Given that innovation is practically a mantra for CEOs globally and that countless studies have laid out the conditions for creating it, you’d think workplaces would be operating a little differently from a decade or so ago.
The literature is overflowing with cries for agility, decentralized networks, collaborative architecture or cultures that enable creativity through play.
Yet few organizations walk their talk, demanding innovation while pinning people to desks and archaic behaviours that confer credibility simply because they are familiar.
Companies continue to worry about absenteeism rather than the far more concerning trend of what Harvard Business Review’s Paul Hemp calls presenteeism – where workers turn up without really being there, and which is far more costly than paid sick leave.
Why do we still measure inputs rather than outputs, promote head-down-bum-up cultures that drive outcomes from A to B when we know that quantum leaps result from more haphazard associations?
We have entrenched views on what a serious workplace looks like. And despite studies that suggest serious is not synonymous with productive, many of us cling to old ideas rather than pushing against them. But push we should.
Innovators like bees collect insights from disparate sources that they connect in new ways. If Steve Jobs had never stepped away his ‘real’ work to look at manufacturing, the famed continuous casing of an Apple computer would never have been designed.
As Gregerson, Dyer and Christensen say in the Innovator’s DNA, ‘innovators are intentional about finding diverse people who are just the opposites of who they are, that they talk to, to get ideas that seriously challenge their own.’
Yet productivity initiatives typically preclude room for movement and ask that every working hour of the working day demonstrably contribute to the delivery of predefined programs.
The pressure to conform is huge. Even open-minded executives can be beaten back by the status quo.
Creativity is valued only when it succeeds. And yet as every creator knows, success results when we persist despite early mistakes. When failures are ridiculed we create a culture in which it is unsafe to try and creativity is trivialised. We are given the message, often silently, that we work in a serious place where serious people make serious decisions. There is no room for fun. That we are reinforcing a paradigm that has been in place since the industrial revolution is irrelevant, at least everyone agrees.
Creativity, play and the happy accidents that result continue to be seen as the domain of design and technology giants. We admire but can’t relate to the use of ‘finger busters’ at IDEO or Google’s fun park approach of navigating the worplace on slides.
Yet we know that openness is the beginning of exploratory play, which in turn leads to breakthroughs. It seems natural that we should integrate opportunities for triggering it at work.
Stuart Brown, president of the National Institute for Play created the institute in 1996 after more than 20 years of psychiatric practice and research persuaded him of the dangerous long-term consequences of play deprivation. Brown says play is the way we build complex, skilled, responsive, socially adept and cognitively flexible brains.

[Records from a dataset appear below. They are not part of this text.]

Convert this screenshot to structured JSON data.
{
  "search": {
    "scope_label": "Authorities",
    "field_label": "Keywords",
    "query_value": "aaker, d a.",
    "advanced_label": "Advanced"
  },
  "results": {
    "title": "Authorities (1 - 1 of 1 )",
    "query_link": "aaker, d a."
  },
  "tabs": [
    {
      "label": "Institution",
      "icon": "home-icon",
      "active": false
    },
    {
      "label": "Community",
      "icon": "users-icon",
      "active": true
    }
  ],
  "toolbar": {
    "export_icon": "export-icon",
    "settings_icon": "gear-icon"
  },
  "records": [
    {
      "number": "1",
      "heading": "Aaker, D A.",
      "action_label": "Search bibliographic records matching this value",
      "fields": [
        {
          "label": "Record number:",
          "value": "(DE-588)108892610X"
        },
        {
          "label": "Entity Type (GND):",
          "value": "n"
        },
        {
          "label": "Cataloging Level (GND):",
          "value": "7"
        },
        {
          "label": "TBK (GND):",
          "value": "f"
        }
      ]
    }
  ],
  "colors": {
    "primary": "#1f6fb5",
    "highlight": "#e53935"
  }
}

Researchers like Daniel Donahoo are now asking why design is not part of the school curriculum and how games can be used in education. Leaders need to consider how we transpose this approach back into the work environment.
We know that taking time out for imagining is great for the brain and ultimately makes us more productive.
There are numerous options organizations can consider for creating innovative cultures. It’s not easy which is why people have been wrestling with it for years. One option – give the innovator 50% of any savings/benefit for the first year. That would be a big incentive for people to bypass environmental restrictions. Or create collaborative spaces designed to encourage communication across disciplines and teams.
While such workplaces sound ideal, they may not always be within reach. As individuals though we can do our bit to step up and drive positive change.
Without being so impolitic that we alienate our superiors or risk our jobs, we need to push against cultures that demand compliance for the sake of it. This is not leadership and there’s every likelihood that those who demand it will not have the skills to adapt easily to the fast-changing future. So make sure that you do.
Carve out time in your working day to explore and experiment, bring in observations from seemingly unrelated disciplines and ask yourself how they might be useful in your current role.
Allow your natural curiosity to blossom. Each day do something that trains your brain to think differently. Go to a bookshop or a video store and randomly select something from the shelf and read/watch it, even if typically, the subject does not appeal.
And when you produce a piece of work ask yourself – why is this relevant, how is this relevant, could this be done another way?
Curiosity exposes us to that which is new and unknown. Creativity allows us, at the right time, to make sense of it. Both inform authenticity.